▸ DATA PROVIDED
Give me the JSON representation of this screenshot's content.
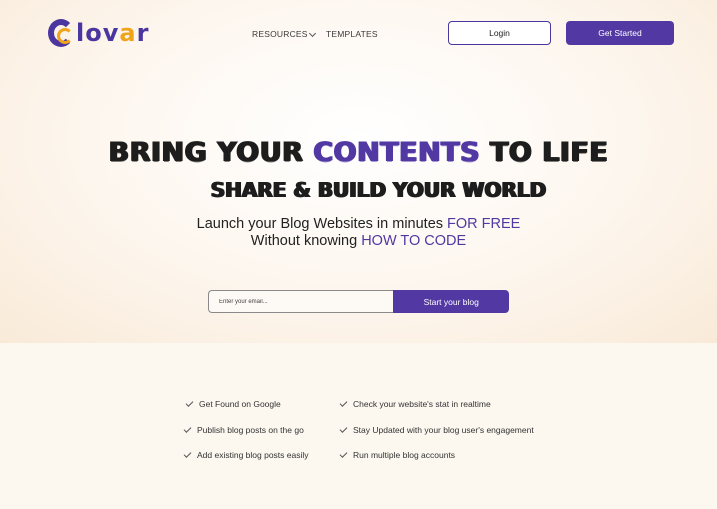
{
  "brand": {
    "name_part1": "lov",
    "name_part2": "a",
    "name_part3": "r",
    "colors": {
      "primary": "#5238a3",
      "accent": "#f0a41c"
    }
  },
  "nav": {
    "resources": "RESOURCES",
    "templates": "TEMPLATES",
    "login": "Login",
    "get_started": "Get Started"
  },
  "hero": {
    "line1_a": "BRING YOUR ",
    "line1_accent": "CONTENTS",
    "line1_b": " TO LIFE",
    "line2": "SHARE & BUILD YOUR WORLD",
    "sub1_a": "Launch your Blog Websites in minutes ",
    "sub1_hl": "FOR FREE",
    "sub2_a": "Without knowing ",
    "sub2_hl": "HOW TO CODE"
  },
  "signup": {
    "email_placeholder": "Enter your email...",
    "email_value": "",
    "submit": "Start your blog"
  },
  "features": {
    "col1": [
      "Get Found on Google",
      "Publish blog posts on the go",
      "Add existing blog posts easily"
    ],
    "col2": [
      "Check your website's stat in realtime",
      "Stay Updated with your blog user's engagement",
      "Run multiple blog accounts"
    ]
  }
}
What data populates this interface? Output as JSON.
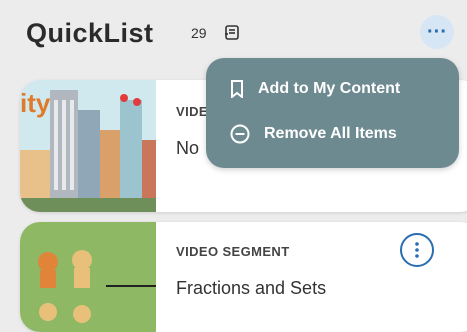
{
  "header": {
    "title": "QuickList",
    "item_count": "29",
    "count_icon": "list-icon",
    "more_icon": "ellipsis-icon",
    "more_label": "···"
  },
  "dropdown": {
    "items": [
      {
        "label": "Add to My Content",
        "icon": "bookmark-icon"
      },
      {
        "label": "Remove All Items",
        "icon": "minus-circle-icon"
      }
    ]
  },
  "cards": [
    {
      "type_label": "VIDE",
      "title": "No",
      "thumbnail": "city-skyline-illustration"
    },
    {
      "type_label": "VIDEO SEGMENT",
      "title": "Fractions and Sets",
      "thumbnail": "animals-illustration",
      "info_icon": "more-vertical-icon"
    }
  ],
  "colors": {
    "accent": "#2a6db0",
    "menu_bg": "#6e8a91",
    "page_bg": "#ececec"
  }
}
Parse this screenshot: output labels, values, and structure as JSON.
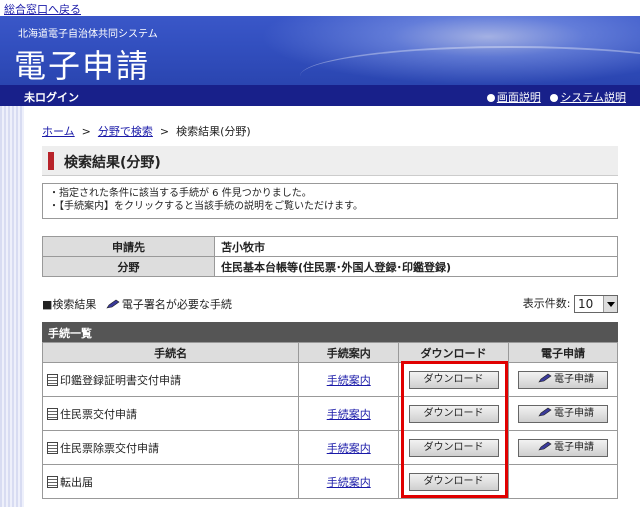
{
  "top_link": "総合窓口へ戻る",
  "banner": {
    "subtitle": "北海道電子自治体共同システム",
    "title": "電子申請"
  },
  "status": {
    "login": "未ログイン",
    "screen_help": "画面説明",
    "system_help": "システム説明"
  },
  "breadcrumb": {
    "home": "ホーム",
    "sep1": ">",
    "category": "分野で検索",
    "sep2": ">",
    "current": "検索結果(分野)"
  },
  "heading": "検索結果(分野)",
  "notes": [
    "・指定された条件に該当する手続が 6 件見つかりました。",
    "・【手続案内】をクリックすると当該手続の説明をご覧いただけます。"
  ],
  "info": {
    "destination_label": "申請先",
    "destination_value": "苫小牧市",
    "field_label": "分野",
    "field_value": "住民基本台帳等(住民票･外国人登録･印鑑登録)"
  },
  "legend": {
    "results": "■検索結果",
    "signature": "電子署名が必要な手続"
  },
  "per_page": {
    "label": "表示件数:",
    "value": "10"
  },
  "list_title": "手続一覧",
  "table": {
    "headers": [
      "手続名",
      "手続案内",
      "ダウンロード",
      "電子申請"
    ],
    "guide_label": "手続案内",
    "download_label": "ダウンロード",
    "apply_label": "電子申請",
    "rows": [
      {
        "name": "印鑑登録証明書交付申請",
        "apply": true
      },
      {
        "name": "住民票交付申請",
        "apply": true
      },
      {
        "name": "住民票除票交付申請",
        "apply": true
      },
      {
        "name": "転出届",
        "apply": false
      }
    ]
  },
  "colors": {
    "banner": "#3350c0",
    "status_bar": "#18208a",
    "accent_red": "#b8232a",
    "highlight": "#e00000"
  }
}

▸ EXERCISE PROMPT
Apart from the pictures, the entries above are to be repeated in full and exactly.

▸ RESULT BELOW
Give me the JSON representation of this screenshot's content.
{
  "brand": {
    "name_part1": "lov",
    "name_part2": "a",
    "name_part3": "r",
    "colors": {
      "primary": "#5238a3",
      "accent": "#f0a41c"
    }
  },
  "nav": {
    "resources": "RESOURCES",
    "templates": "TEMPLATES",
    "login": "Login",
    "get_started": "Get Started"
  },
  "hero": {
    "line1_a": "BRING YOUR ",
    "line1_accent": "CONTENTS",
    "line1_b": " TO LIFE",
    "line2": "SHARE & BUILD YOUR WORLD",
    "sub1_a": "Launch your Blog Websites in minutes ",
    "sub1_hl": "FOR FREE",
    "sub2_a": "Without knowing ",
    "sub2_hl": "HOW TO CODE"
  },
  "signup": {
    "email_placeholder": "Enter your email...",
    "email_value": "",
    "submit": "Start your blog"
  },
  "features": {
    "col1": [
      "Get Found on Google",
      "Publish blog posts on the go",
      "Add existing blog posts easily"
    ],
    "col2": [
      "Check your website's stat in realtime",
      "Stay Updated with your blog user's engagement",
      "Run multiple blog accounts"
    ]
  }
}
What data populates this interface? Output as JSON.
{
  "header": {
    "title": "QuickList",
    "item_count": "29",
    "count_icon": "list-icon",
    "more_icon": "ellipsis-icon",
    "more_label": "···"
  },
  "dropdown": {
    "items": [
      {
        "label": "Add to My Content",
        "icon": "bookmark-icon"
      },
      {
        "label": "Remove All Items",
        "icon": "minus-circle-icon"
      }
    ]
  },
  "cards": [
    {
      "type_label": "VIDE",
      "title": "No",
      "thumbnail": "city-skyline-illustration"
    },
    {
      "type_label": "VIDEO SEGMENT",
      "title": "Fractions and Sets",
      "thumbnail": "animals-illustration",
      "info_icon": "more-vertical-icon"
    }
  ],
  "colors": {
    "accent": "#2a6db0",
    "menu_bg": "#6e8a91",
    "page_bg": "#ececec"
  }
}
Parse this screenshot: output labels, values, and structure as JSON.
{
  "top_link": "総合窓口へ戻る",
  "banner": {
    "subtitle": "北海道電子自治体共同システム",
    "title": "電子申請"
  },
  "status": {
    "login": "未ログイン",
    "screen_help": "画面説明",
    "system_help": "システム説明"
  },
  "breadcrumb": {
    "home": "ホーム",
    "sep1": ">",
    "category": "分野で検索",
    "sep2": ">",
    "current": "検索結果(分野)"
  },
  "heading": "検索結果(分野)",
  "notes": [
    "・指定された条件に該当する手続が 6 件見つかりました。",
    "・【手続案内】をクリックすると当該手続の説明をご覧いただけます。"
  ],
  "info": {
    "destination_label": "申請先",
    "destination_value": "苫小牧市",
    "field_label": "分野",
    "field_value": "住民基本台帳等(住民票･外国人登録･印鑑登録)"
  },
  "legend": {
    "results": "■検索結果",
    "signature": "電子署名が必要な手続"
  },
  "per_page": {
    "label": "表示件数:",
    "value": "10"
  },
  "list_title": "手続一覧",
  "table": {
    "headers": [
      "手続名",
      "手続案内",
      "ダウンロード",
      "電子申請"
    ],
    "guide_label": "手続案内",
    "download_label": "ダウンロード",
    "apply_label": "電子申請",
    "rows": [
      {
        "name": "印鑑登録証明書交付申請",
        "apply": true
      },
      {
        "name": "住民票交付申請",
        "apply": true
      },
      {
        "name": "住民票除票交付申請",
        "apply": true
      },
      {
        "name": "転出届",
        "apply": false
      }
    ]
  },
  "colors": {
    "banner": "#3350c0",
    "status_bar": "#18208a",
    "accent_red": "#b8232a",
    "highlight": "#e00000"
  }
}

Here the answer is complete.